Introduction 1-70

Internet history
1972-1980: Internetworking, new and proprietary nets

1970: ALOHAnet satellite network in Hawaii 1974: Cerf and Kahn architecture for interconnecting networks 1976: Ethernet at Xerox PARC late70s: proprietary architectures: DECnet, SNA, XNA late 70s: switching fixed length packets (ATM precursor) 1979: ARPAnet has 200 nodes

Cerf and Kahns internetworking principles:


minimalism, autonomy no internal changes required to interconnect networks best effort service model stateless routers decentralized control

define todays Internet architecture


Introduction 1-71

Internet history
1980-1990: new protocols, a proliferation of networks

1983: deployment of TCP/IP 1982: smtp e-mail protocol defined 1983: DNS defined for name-to-IP-address translation 1985: ftp protocol defined 1988: TCP congestion control

new national networks: Csnet, BITnet, NSFnet, Minitel 100,000 hosts connected to confederation of networks

Introduction 1-72

Internet history
1990, 2000s: commercialization, the Web, new apps
1990s: ARPAnet late 1990s 2000s: decommissioned more killer apps: instant 1991: NSF lifts restrictions on messaging, P2P file commercial use of NSFnet sharing (decommissioned, 1995) network security to early 1990s: Web forefront hypertext [Bush 1945, est. 50 million host, 100 Nelson 1960s] million+ users HTML, HTTP: Berners-Lee backbone links running at Gbps 1994: Mosaic, later Netscape late 1990s: commercialization of the
early

Web

Introduction 1-73

Internet history
2005-present

~750 million hosts

Smartphones and tablets

Aggressive deployment of broadband access Increasing ubiquity of high-speed wireless access Emergence of online social networks:
Facebook: soon one billion users

Service providers (Google, Microsoft) create their own networks Bypass Internet, providing instantaneous access to search, emai, etc.
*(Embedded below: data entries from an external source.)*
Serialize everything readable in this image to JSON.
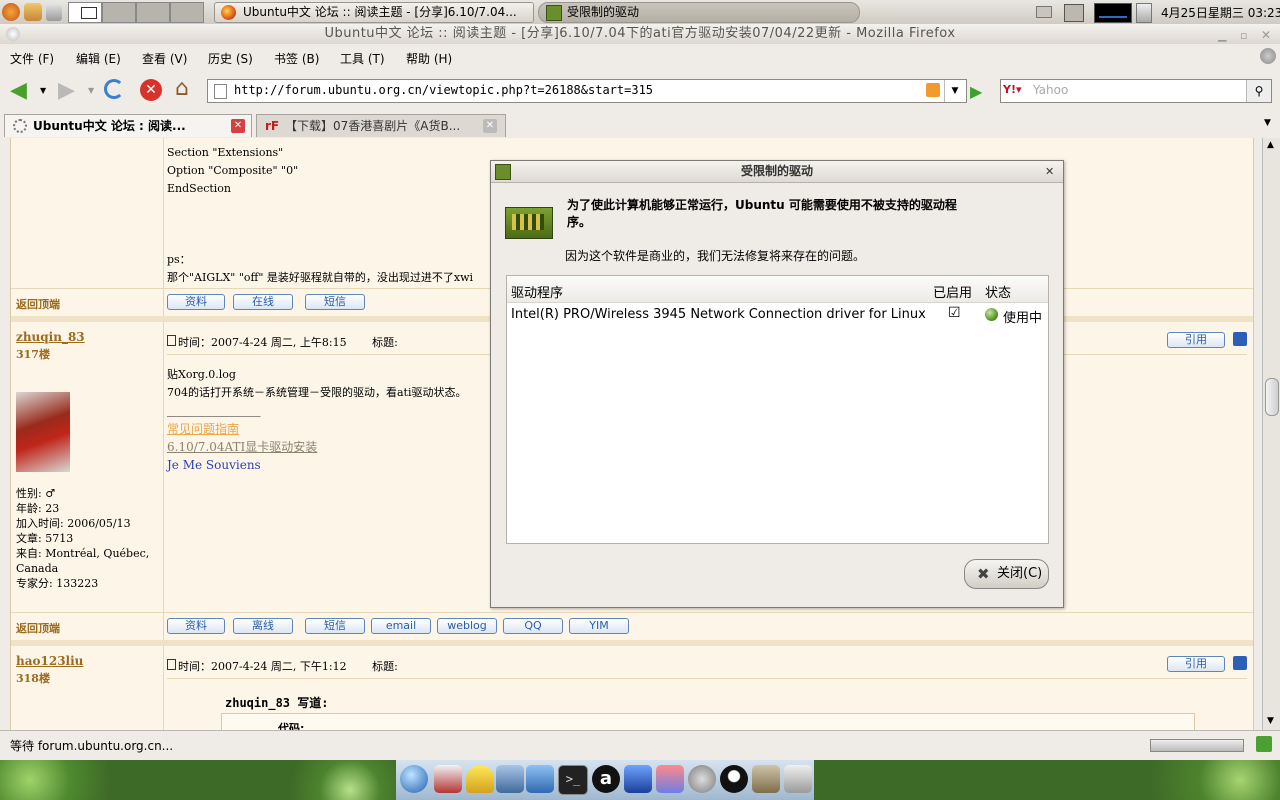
{
  "top_panel": {
    "task_firefox": "Ubuntu中文 论坛 :: 阅读主题 - [分享]6.10/7.04...",
    "task_dialog": "受限制的驱动",
    "clock": "4月25日星期三 03:23"
  },
  "firefox": {
    "window_title": "Ubuntu中文 论坛 :: 阅读主题 - [分享]6.10/7.04下的ati官方驱动安装07/04/22更新 - Mozilla Firefox",
    "menu": [
      "文件 (F)",
      "编辑 (E)",
      "查看 (V)",
      "历史 (S)",
      "书签 (B)",
      "工具 (T)",
      "帮助 (H)"
    ],
    "url": "http://forum.ubuntu.org.cn/viewtopic.php?t=26188&start=315",
    "search_placeholder": "Yahoo",
    "tabs": [
      {
        "label": "Ubuntu中文 论坛 : 阅读..."
      },
      {
        "label": "【下载】07香港喜剧片《A货B..."
      }
    ],
    "status_text": "等待 forum.ubuntu.org.cn..."
  },
  "forum": {
    "code_lines": [
      "Section \"Extensions\"",
      "Option \"Composite\" \"0\"",
      "EndSection"
    ],
    "ps_label": "ps：",
    "ps_text": "那个\"AIGLX\" \"off\" 是装好驱程就自带的，没出现过进不了xwi",
    "back_top_1": "返回顶端",
    "back_top_2": "返回顶端",
    "buttons_row1": [
      "资料",
      "在线",
      "短信"
    ],
    "buttons_row2": [
      "资料",
      "离线",
      "短信",
      "email",
      "weblog",
      "QQ",
      "YIM"
    ],
    "post1": {
      "author": "zhuqin_83",
      "floor": "317楼",
      "time": "时间：2007-4-24 周二, 上午8:15",
      "subject_label": "标题:",
      "quote_btn": "引用",
      "line1": "贴Xorg.0.log",
      "line2": "704的话打开系统－系统管理－受限的驱动，看ati驱动状态。",
      "separator": "_________________",
      "sig_link1": "常见问题指南",
      "sig_link2": "6.10/7.04ATI显卡驱动安装",
      "sig_text": "Je Me Souviens",
      "profile": [
        "性别: ♂",
        "年龄: 23",
        "加入时间: 2006/05/13",
        "文章: 5713",
        "来自: Montréal, Québec,",
        "Canada",
        "专家分: 133223"
      ]
    },
    "post2": {
      "author": "hao123liu",
      "floor": "318楼",
      "time": "时间：2007-4-24 周二, 下午1:12",
      "subject_label": "标题:",
      "quote_btn": "引用",
      "quote_author": "zhuqin_83 写道:",
      "code_label": "代码:"
    }
  },
  "dialog": {
    "title": "受限制的驱动",
    "heading": "为了使此计算机能够正常运行，Ubuntu 可能需要使用不被支持的驱动程序。",
    "subtext": "因为这个软件是商业的，我们无法修复将来存在的问题。",
    "columns": [
      "驱动程序",
      "已启用",
      "状态"
    ],
    "rows": [
      {
        "driver": "Intel(R) PRO/Wireless 3945 Network Connection driver for Linux",
        "enabled": "☑",
        "status": "使用中"
      }
    ],
    "close_label": "关闭(C)"
  }
}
E-commerce, universities, enterprises running their services in cloud (eg, Amazon EC2)
Introduction 1-74

Introduction: summary
covered a ton of material!

you now have:


Internet overview whats a protocol? network edge, core, access network packet-switching versus circuit-switching Internet structure performance: loss, delay, throughput layering, service models security history

context, overview, feel of networking more depth, detail to follow!

Introduction 1-75